5d   Fuel found in dirt round well (5,3)

6d   Time spent at Balmoral with Her Majesty — it can be boring (5)

Balmoral Castle[7], a large estate house in Royal Deeside, Aberdeenshire, Scotland, has been one of the residences of the British Royal Family since 1852, when it was purchased by Queen Victoria and her consort, Prince Albert. It remains the private property of the monarch, and is not part of the Crown Estate. According to the official website of the British Monarchy, "Balmoral Castle has remained a favourite residence for The Queen and her family during the summer holiday period in August and September."

By tradition, the ciphers (monograms) of British monarchs use initials formed from the Latin version of their first name followed by either Rex or Regina (Latin for king or queen, respectively). Thus the cipher of Queen Elizabeth is ER[5] — from the Latin Elizabetha Regina.

7d   Soldier almost lost blood — there’s a moral to this (7)

In the UK, para[5] is an informal short form for paratrooper.

8d   Stormy waters, calling for knots (7,7)

The roaring forties[5] are stormy ocean tracts between latitudes 40° and 50° south. If the solution were to be split (7,3,4), it would mean "calling for knots".

9d   Being fishy might our menu include a starter of mackerel salad? (6- 8)

Salad[3] is used in the literary sense of a varied mixture ⇒ The Declaration of Independence was . . . a salad of illusions (George Santayana).

16d   What a snooker player must learn to do is crazy (9)

In British billiards & snooker jargon, screw[5] means to play a shot with screw, backspin given to the cue ball by hitting it below centre, intended to make it move backwards after striking the object ball Johnson chose to screw back for the pink.

17d   Grope for board game (8)

Scrabble[5] (trademark) is a game in which players build up words on a board from small lettered squares or tiles.

19d   Strange surrealists possibly rile this composer (7)

As Dave Perry states, this is "Rather a sneaky one!" My first inclination was to call it an inverse wordplay clue, but after careful reflection have discarded that idea. In an inverse wordplay clue, the solution would contain an indicator and fodder for an outcome that is found in the clue. That is not the case here.

One writer at Times for the Times refers to the clue as a "comparative anagram" and states "[such clues] rarely appear in normal cryptics, but they are quite popular in clue-writing competitions", while a second calls it a "compound anagram" and comments "I don't remember ever seeing a compound anagram in a daily puzzle before: they were completely new to me when I started doing Mephisto and Azed (where they're common), which was fairly recently. I had assumed they were considered off-limits."

The definition here is "this composer" and the clue tells us that a possible anagram (strange) of "surrealists" is RILE + the name of a composer.

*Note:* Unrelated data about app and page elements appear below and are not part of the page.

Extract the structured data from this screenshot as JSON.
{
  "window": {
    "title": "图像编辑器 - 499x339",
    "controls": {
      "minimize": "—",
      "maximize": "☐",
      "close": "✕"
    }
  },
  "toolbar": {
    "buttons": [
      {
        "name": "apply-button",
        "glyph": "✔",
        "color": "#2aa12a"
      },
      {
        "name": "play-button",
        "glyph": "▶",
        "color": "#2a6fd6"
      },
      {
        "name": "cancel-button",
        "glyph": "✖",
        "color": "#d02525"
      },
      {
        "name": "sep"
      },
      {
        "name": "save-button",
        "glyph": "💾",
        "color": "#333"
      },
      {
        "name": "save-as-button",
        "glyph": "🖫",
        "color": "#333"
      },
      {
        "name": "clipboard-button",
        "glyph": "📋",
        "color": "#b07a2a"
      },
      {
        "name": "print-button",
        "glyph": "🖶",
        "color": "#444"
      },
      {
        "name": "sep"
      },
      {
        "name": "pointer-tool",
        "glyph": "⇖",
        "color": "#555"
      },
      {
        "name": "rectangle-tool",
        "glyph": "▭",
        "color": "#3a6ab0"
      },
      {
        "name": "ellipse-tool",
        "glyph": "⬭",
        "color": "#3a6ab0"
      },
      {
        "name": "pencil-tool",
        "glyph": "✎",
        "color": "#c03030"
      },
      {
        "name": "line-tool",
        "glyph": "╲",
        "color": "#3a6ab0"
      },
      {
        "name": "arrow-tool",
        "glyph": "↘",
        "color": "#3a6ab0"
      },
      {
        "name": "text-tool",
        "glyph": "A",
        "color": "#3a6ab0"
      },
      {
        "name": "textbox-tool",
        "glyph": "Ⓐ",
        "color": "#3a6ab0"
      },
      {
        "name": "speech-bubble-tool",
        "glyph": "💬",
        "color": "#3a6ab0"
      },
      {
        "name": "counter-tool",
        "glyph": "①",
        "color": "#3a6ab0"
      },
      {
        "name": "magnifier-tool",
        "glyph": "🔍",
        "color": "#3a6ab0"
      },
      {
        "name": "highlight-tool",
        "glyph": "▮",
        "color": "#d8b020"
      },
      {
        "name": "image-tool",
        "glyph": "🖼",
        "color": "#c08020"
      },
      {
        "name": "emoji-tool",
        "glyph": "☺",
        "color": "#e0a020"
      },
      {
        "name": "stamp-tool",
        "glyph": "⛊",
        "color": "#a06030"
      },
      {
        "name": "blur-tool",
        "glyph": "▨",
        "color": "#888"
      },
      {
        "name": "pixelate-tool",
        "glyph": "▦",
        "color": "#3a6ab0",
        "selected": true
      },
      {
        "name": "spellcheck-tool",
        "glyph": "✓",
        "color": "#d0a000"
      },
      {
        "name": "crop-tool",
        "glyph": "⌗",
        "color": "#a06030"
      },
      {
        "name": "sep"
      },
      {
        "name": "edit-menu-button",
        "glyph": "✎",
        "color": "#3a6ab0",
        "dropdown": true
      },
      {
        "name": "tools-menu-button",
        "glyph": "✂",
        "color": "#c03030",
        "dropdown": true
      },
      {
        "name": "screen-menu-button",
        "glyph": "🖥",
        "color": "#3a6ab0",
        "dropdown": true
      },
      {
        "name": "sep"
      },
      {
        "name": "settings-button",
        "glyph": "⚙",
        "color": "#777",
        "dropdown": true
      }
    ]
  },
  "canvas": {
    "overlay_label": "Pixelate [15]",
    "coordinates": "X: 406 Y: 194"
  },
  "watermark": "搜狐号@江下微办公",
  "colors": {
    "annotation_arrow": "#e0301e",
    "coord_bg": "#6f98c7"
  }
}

21d   English author worried American one (7)

Henry David Thoreau[5] (1817–62) was an American essayist and poet, and a key figure in Transcendentalism. He is best known for his book Walden, or Life in the Woods (1854), an account of a two-year experiment in self-sufficiency.

22d   Make mistakes in Latin (6)

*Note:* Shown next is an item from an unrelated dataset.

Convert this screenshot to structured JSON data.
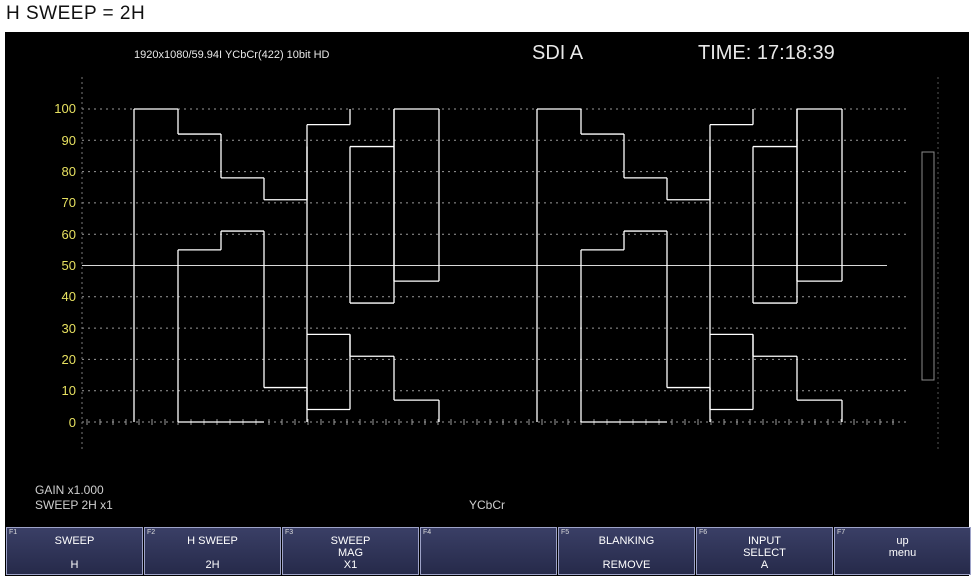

My impression of this clue coincided exactly with that of Dave Perry.

24d   Small drink followed by a Hamlet, say (5)

Hamlet[5] was a legendary prince of Denmark, hero of a tragedy by Shakespeare.
Key to Reference Sources: 

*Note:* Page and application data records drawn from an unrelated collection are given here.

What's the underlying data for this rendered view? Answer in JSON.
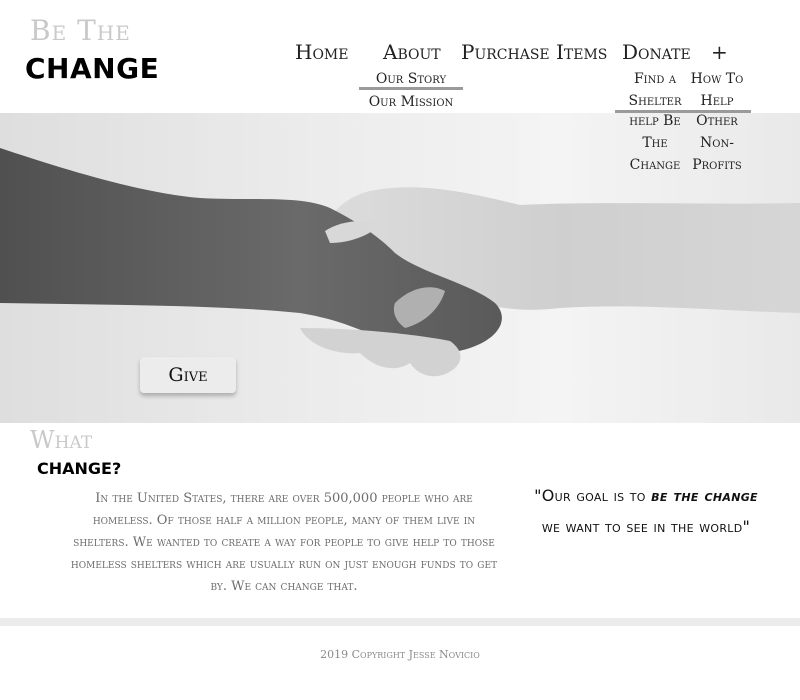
{
  "brand": {
    "line1": "Be The",
    "line2": "CHANGE"
  },
  "nav": {
    "home": "Home",
    "about": "About",
    "purchase": "Purchase Items",
    "donate": "Donate",
    "more": "+",
    "about_sub": [
      "Our Story",
      "Our Mission"
    ],
    "donate_sub_col1": [
      "Find a",
      "Shelter",
      "help Be",
      "The",
      "Change"
    ],
    "donate_sub_col2": [
      "How To",
      "Help",
      "Other",
      "Non-",
      "Profits"
    ]
  },
  "hero": {
    "button_label": "Give",
    "image": "handshake-photo",
    "tone": "grayscale"
  },
  "what": {
    "heading_line1": "What",
    "heading_line2": "CHANGE?",
    "body": "In the United States, there are over 500,000 people who  are homeless. Of those half a million people, many of them live in shelters. We wanted to create a way for people to give help to those homeless shelters which are usually run on just enough funds to get by. We can change that."
  },
  "quote": {
    "open": "\"Our goal is to ",
    "emphasis": "be the change",
    "close": " we want to see in the world\""
  },
  "footer": {
    "copyright": "2019 Copyright Jesse Novicio"
  },
  "colors": {
    "divider": "#ececec",
    "nav_rule": "#9a9a9a",
    "muted_text": "#6d6d6d"
  }
}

[1]   - The Chambers Dictionary, 11th Edition
[2]   - Search Chambers - (Chambers 21st Century Dictionary)
[3]   - (American Heritage Dictionary)
[4]   - (Collins English Dictionary)
[5]   - Oxford Dictionaries (Oxford Dictionary of English)
[6]   - Oxford Dictionaries (Oxford American Dictionary)
[7]   - Wikipedia
[8]   - Reverso Online Dictionary (Collins French-English Dictionary)
[9]   - Infoplease (Random House Unabridged Dictionary)
[10] - (Collins English Dictionary)
Signing off for this week — Falcon

No comments:

Post a Comment